In early Fall 2021, the actor turned producer/director, Sarracco and Director of Photography Michael Franceschini, broke ground in Italy, and we quickly began production on Lost and Found in Italy. We conducted nearly 20 interviews with people worldwide, including American and Canadian Influencers Luke Ranieri and Elissa Dell’Aera, Internationally-Acclaimed Artist Michal Cole, Italian singer/songwriter Mauro DiMaggio, Michelin Star Chefs Antonio Zaccardi and Angelica Giannuzzi, Diana Von Harsdorf, a German Baroness who did every job known to man to stay in the Eternal City.
The big takeaway?
Sarracco: We are not machines; we are human beings. Beautiful, living, breathing complex organisms and should be treated as such. You are not meant to enjoy 14 days out of 365. You are designed to live. Italy offers life worth living. It offers an opportunity to feed your senses on a daily basis. Sure it’s not perfect, but what country is?

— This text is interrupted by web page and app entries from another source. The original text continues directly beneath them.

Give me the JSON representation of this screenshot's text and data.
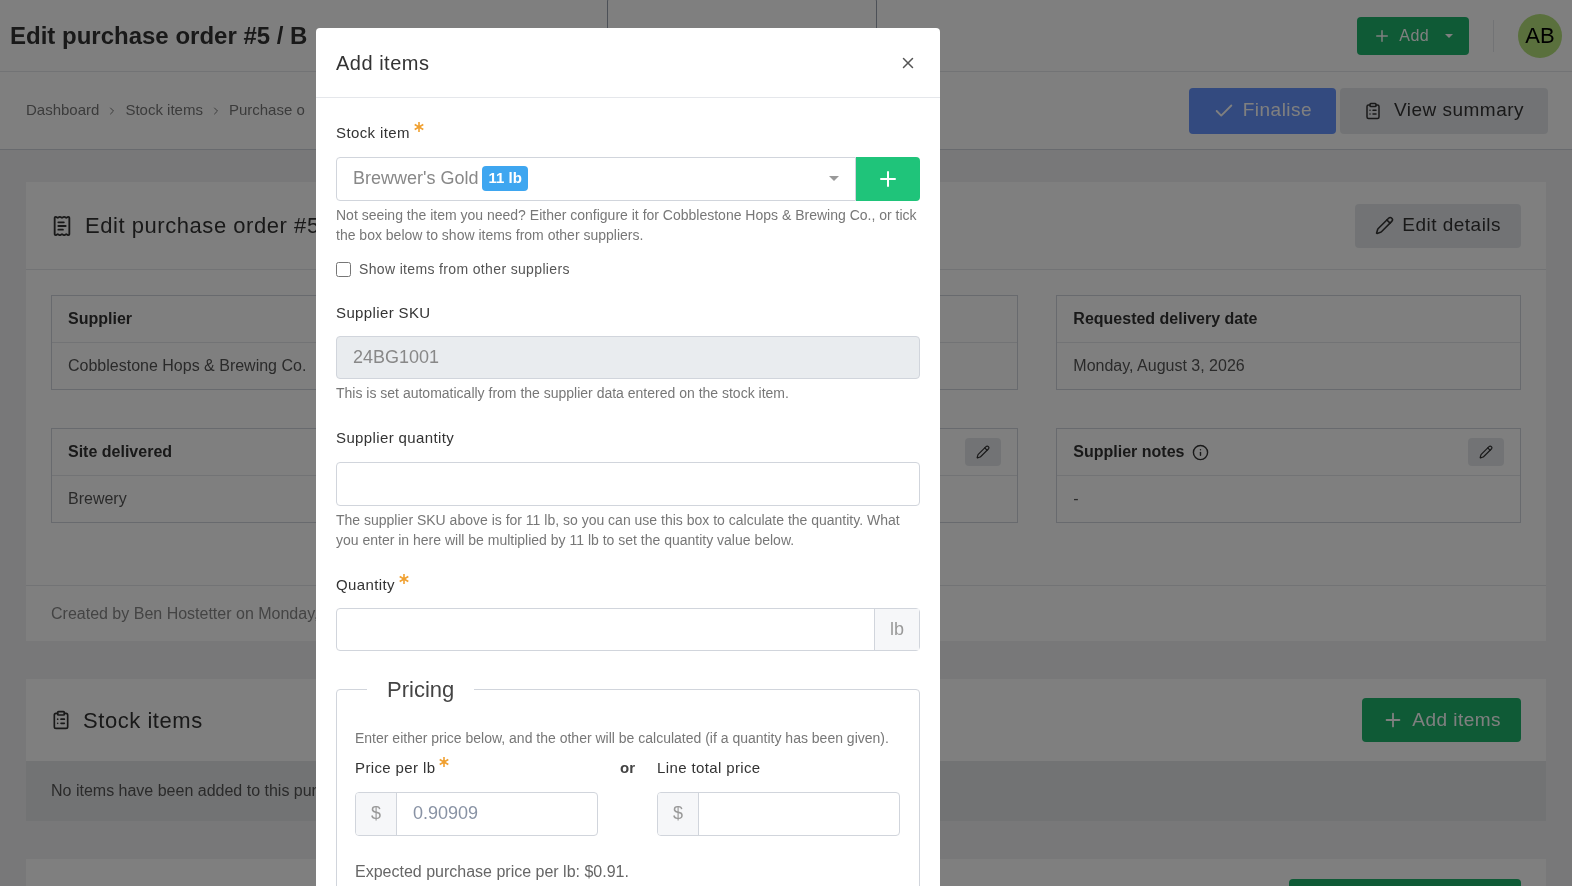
{
  "header": {
    "title": "Edit purchase order #5 / B",
    "add_button": "Add",
    "avatar": "AB"
  },
  "breadcrumbs": [
    "Dashboard",
    "Stock items",
    "Purchase o"
  ],
  "actions": {
    "finalise": "Finalise",
    "view_summary": "View summary"
  },
  "order_card": {
    "title": "Edit purchase order #5",
    "edit_button": "Edit details",
    "fields": [
      {
        "kind": "detail",
        "label": "Supplier",
        "value": "Cobblestone Hops & Brewing Co.",
        "info": false
      },
      {
        "kind": "detail"
      },
      {
        "kind": "detail",
        "label": "Requested delivery date",
        "value": "Monday, August 3, 2026",
        "editable": false,
        "info": false
      },
      {
        "kind": "detail",
        "label": "Site delivered",
        "value": "Brewery",
        "info": false
      },
      {
        "kind": "detail",
        "editable": true
      },
      {
        "kind": "detail",
        "label": "Supplier notes",
        "value": "-",
        "editable": true,
        "info": true
      }
    ],
    "footer": "Created by Ben Hostetter on Monday,"
  },
  "stock_card": {
    "title": "Stock items",
    "add_button": "Add items",
    "empty_text": "No items have been added to this pur"
  },
  "modal": {
    "title": "Add items",
    "stock_item": {
      "label": "Stock item",
      "required": true,
      "value": "Brewwer's Gold",
      "badge": "11 lb",
      "help": "Not seeing the item you need? Either configure it for Cobblestone Hops & Brewing Co., or tick the box below to show items from other suppliers."
    },
    "other_suppliers": {
      "label": "Show items from other suppliers",
      "checked": false
    },
    "supplier_sku": {
      "label": "Supplier SKU",
      "required": false,
      "value": "24BG1001",
      "disabled": true,
      "help": "This is set automatically from the supplier data entered on the stock item."
    },
    "supplier_quantity": {
      "label": "Supplier quantity",
      "required": false,
      "help": "The supplier SKU above is for 11 lb, so you can use this box to calculate the quantity. What you enter in here will be multiplied by 11 lb to set the quantity value below."
    },
    "quantity": {
      "label": "Quantity",
      "required": true,
      "unit": "lb"
    },
    "pricing": {
      "legend": "Pricing",
      "intro": "Enter either price below, and the other will be calculated (if a quantity has been given).",
      "price_per": {
        "label": "Price per lb",
        "required": true,
        "prefix": "$",
        "value": "0.90909"
      },
      "or": "or",
      "line_total": {
        "label": "Line total price",
        "required": false,
        "prefix": "$"
      },
      "expected": "Expected purchase price per lb: $0.91."
    }
  }
}
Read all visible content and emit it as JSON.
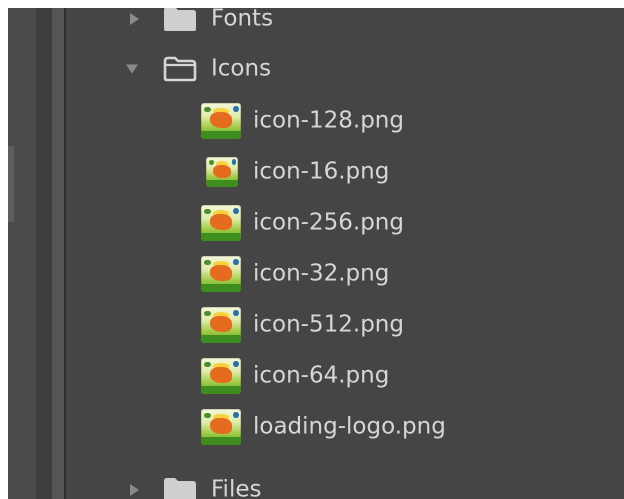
{
  "tree": {
    "folders_top": [
      {
        "label": "Fonts",
        "state": "collapsed",
        "icon": "folder-filled-icon"
      },
      {
        "label": "Icons",
        "state": "expanded",
        "icon": "folder-outline-icon"
      }
    ],
    "files": [
      {
        "label": "icon-128.png",
        "icon": "image-thumbnail-icon"
      },
      {
        "label": "icon-16.png",
        "icon": "image-thumbnail-icon"
      },
      {
        "label": "icon-256.png",
        "icon": "image-thumbnail-icon"
      },
      {
        "label": "icon-32.png",
        "icon": "image-thumbnail-icon"
      },
      {
        "label": "icon-512.png",
        "icon": "image-thumbnail-icon"
      },
      {
        "label": "icon-64.png",
        "icon": "image-thumbnail-icon"
      },
      {
        "label": "loading-logo.png",
        "icon": "image-thumbnail-icon"
      }
    ],
    "folders_bottom": [
      {
        "label": "Files",
        "state": "collapsed",
        "icon": "folder-filled-icon"
      }
    ]
  },
  "colors": {
    "panel_background": "#454545",
    "text": "#d6d6d6",
    "arrow": "#8a8a8a",
    "folder_icon": "#cfcfcf"
  }
}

Shooting in Rome’s most iconic locations during the height of the pandemic wasn’t easy. We had location permissions for most of our shots, and Anna Cosimi, Apulia-Coast-to-Coast personal driver, chauffeured us throughout the capital fighting through traffic and protecting the crew from anyone and everyone who dared get in our way. All went surprisingly smooth until we got to Trevi Fountain. But I’ll let Anthony tell this story from his perspective:
Sarracco: Our schedule was fast and rigorous, and the covid restrictions were a pain in the butt. Italian bureaucracy veered its ugly head when we attempted to film a short sequence at the Trevi fountain. I like telling this story because, for me, it describes Italy in a nutshell. We arrived in the early morning to film, only to be stopped by two military soldiers. They informed us that we could not film near the fountain without a permit from the lord’s high command (I’m exaggerating for effect). We dumbed down the operation and told them we would only film with our iPhones. They refused. We pointed out that there were about a dozen tourists at this very moment filming with their iPhones. Did all these people have permits? They didn’t care for reason. Hopeless. As Giovanna haggled with the soldiers, I did what I had learned on my many trips to Italy—I went for a coffee and cornetto. A form of meditation, if you will. Upon my return, we decided to strip down our cameras and enter the area of the Trevi Fountain from the northern side where the military guards couldn’t see us. You see, even though the military may say NO, the Polizia may say YES. And so it went.
We got our shots. It was beautiful. The police officer standing next to us smiled, and everyone was happy. Italy in a nutshell. Italian bureaucracy equation: No + passionate argument (regardless if the person is a government operative wielding a fully automatic assault rifle or not) + espresso + adaptation = Italian nirvana. Needless to say, I am looking forward to part two of Giovanna’s book, and I hope everyone finds their Italy!
Films To Look Out for In 2022/2023
2022/2023 will bring several new productions, including long-awaited documentaries: Gotica, Padre Pio, Lost and Found in Italy, Candombe, Italofobia, and Whip Cream—a brand new six-episode English language comedy series about a Neapolitan pastry chef hiding in Brampton coming to TLN, Canada’s most influential multicultural media company. For more information on Anthony Sarracco and Upcoming Rebellion Films productions, visit: www.rblfilms.com